Austalian registered designs: “non-essential” features can be significant
LED Technologies Pty Ltd v Roadvision Pty Ltd  FCAFC 3
LED Technologies Pty Ltd has appealed findings adverse to them at trial. This case provides further clarification on the assessment of whether or not a registered design is “substantially similar in overall impression to another design”, which must be considered when determining infringement and validity of an Australian registered design.
Facts of the case
LED Technologies Pty Ltd (“LED Tech”) is the owner of Australian Registered Design Nos. 302359 and 302360 (“the registered designs”) in respect of “Rear Combination Lights”. Lights of this type are typically used on trailers and caravans for providing combinations of stop, park, indicator and reverse lights.
In the trial decision (LED Technologies Pty Ltd v Roadvision Pty Ltd  FCA 146), Justice Finkelstein found that the registered designs were valid in spite of similarities with a prior art light, but that Baxters Pty Ltd and Roadvision Pty Ltd had not infringed the registered designs by the sale of their rear combination lights (“the Baxters lights”). LED Tech appealed the finding of non-infringement.
Infringement of the registered designs
In the trial decision, Justice Finkelstein identified four “key” features that differentiated the registered designs from the Baxters lights. On this basis, Justice Finkelstein concluded that the Baxters lights were not substantially similar in overall impression to the registered designs. One of these key features was described as the “prominent cut-out pattern on the underside of the registered designs”. In contrast, the Baxters lights had a flat, closed back. The remaining three features were visible on the front of the registered designs.
In the appeal, LED Tech argued that the trial judge had erred in placing emphasis on this feature. While it is not explicitly stated in the appeal decision, it appears that LED Tech’s contention is that discounting the under/back side in the comparison of the registered designs and Baxters lights would increase the emphasis to be placed on the features of the front side such that there would be sufficient level of similarity for a finding of infringement.
LED Tech argued that there was substantial similarity between the front of the registered designs and the Baxters lights, and that little weight should be given to the differences between the back sides. There were two limbs to LED Tech’s argument in support of this position:

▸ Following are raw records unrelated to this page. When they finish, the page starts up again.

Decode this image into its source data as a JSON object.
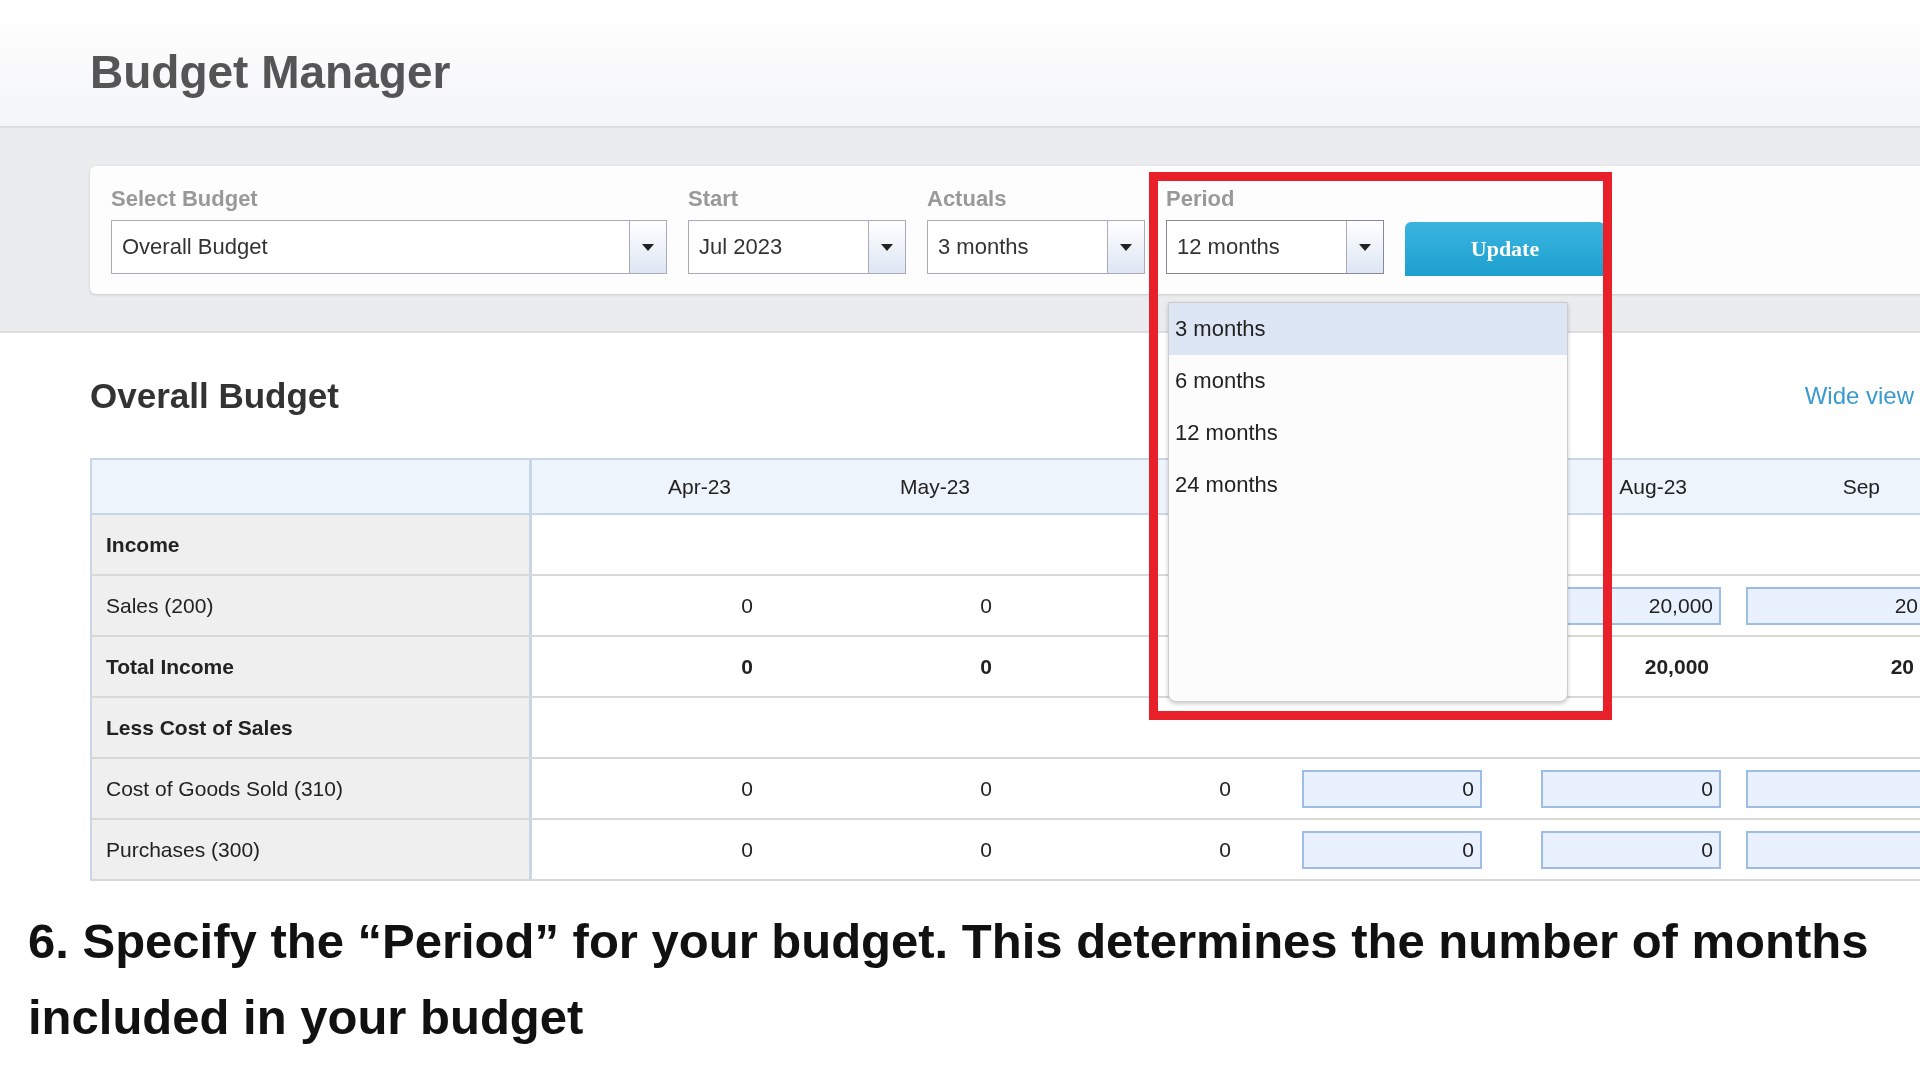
{
  "header": {
    "title": "Budget Manager"
  },
  "filters": [
    {
      "label": "Select Budget",
      "value": "Overall Budget",
      "expanded": false
    },
    {
      "label": "Start",
      "value": "Jul 2023",
      "expanded": false
    },
    {
      "label": "Actuals",
      "value": "3 months",
      "expanded": false
    },
    {
      "label": "Period",
      "value": "12 months",
      "expanded": true
    }
  ],
  "update_button": "Update",
  "period_menu": [
    {
      "label": "3 months",
      "selected": true
    },
    {
      "label": "6 months",
      "selected": false
    },
    {
      "label": "12 months",
      "selected": false
    },
    {
      "label": "24 months",
      "selected": false
    }
  ],
  "budget": {
    "title": "Overall Budget",
    "wide_view_link": "Wide view",
    "columns": [
      "Apr-23",
      "May-23",
      null,
      null,
      "Aug-23",
      "Sep"
    ],
    "rows": [
      {
        "label": "Income",
        "kind": "heading"
      },
      {
        "label": "Sales (200)",
        "kind": "item",
        "cells": [
          {
            "kind": "text",
            "value": "0"
          },
          {
            "kind": "text",
            "value": "0"
          },
          null,
          null,
          {
            "kind": "input",
            "value": "20,000"
          },
          {
            "kind": "input",
            "value": "20"
          }
        ]
      },
      {
        "label": "Total Income",
        "kind": "total",
        "cells": [
          {
            "kind": "text",
            "value": "0"
          },
          {
            "kind": "text",
            "value": "0"
          },
          null,
          null,
          {
            "kind": "text",
            "value": "20,000"
          },
          {
            "kind": "text",
            "value": "20"
          }
        ]
      },
      {
        "label": "Less Cost of Sales",
        "kind": "heading"
      },
      {
        "label": "Cost of Goods Sold (310)",
        "kind": "item",
        "cells": [
          {
            "kind": "text",
            "value": "0"
          },
          {
            "kind": "text",
            "value": "0"
          },
          {
            "kind": "text",
            "value": "0"
          },
          {
            "kind": "input",
            "value": "0"
          },
          {
            "kind": "input",
            "value": "0"
          },
          {
            "kind": "input"
          }
        ]
      },
      {
        "label": "Purchases (300)",
        "kind": "item",
        "cells": [
          {
            "kind": "text",
            "value": "0"
          },
          {
            "kind": "text",
            "value": "0"
          },
          {
            "kind": "text",
            "value": "0"
          },
          {
            "kind": "input",
            "value": "0"
          },
          {
            "kind": "input",
            "value": "0"
          },
          {
            "kind": "input"
          }
        ]
      }
    ]
  },
  "caption": "6. Specify the “Period” for your budget. This determines the number of months included in your budget"
}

- that “the informed user would concentrate on the appearance of the lights in situ”, in which the features of the back side of the lights were not visible; and
- section 19(2)(c) of the Designs Act 2004 operates to give less weight to features that are of low quality and importance in the context of the design as a whole.
Justice Besanko noted that this is a “particularly crowded field”, meaning that there are many designs to the same or similar products in the prior art, and further, that many features of similarity between the registered designs and the Baxters lights were common in the prior art. Justice Besanko concluded that the features of the under/back sides cannot be ignored, and that even if less weight were afforded to these features, with the extent of differences in the remaining three features the finding of non-infringement by the trial judge was correct. The other two appellant judges agreed with the findings of Justice Besanko in their entirety.
Australian designs law does not have requirements on the number or nature of the views that are included in a design registration. The findings of the trial and appellant judges serve as a reminder that inclusion of views that show “non-essential features” of a design can have the effect of narrowing the scope of protection. Had the rear views been excluded from the registered designs, the cut-out pattern on the underside of the registered designs would not have been available to distinguish the Baxters lights from LED Tech’s designs of LED lights. The corollary of this is that leaving features of a design out of the registration has the effect of increasing the chance of the registration being invalid.
In this case, the evidence demonstrated that the shape of the back side of the registered designs was important for functional reasons, but was of no significance to the aesthetic elements of the designs when mounted to a vehicle, such as a caravan. Australian designs law does not distinguish explicitly between functional and aesthetic value of features. In some cases, such as this, the underside features are predominantly functional but were given equal weight to the aesthetic features.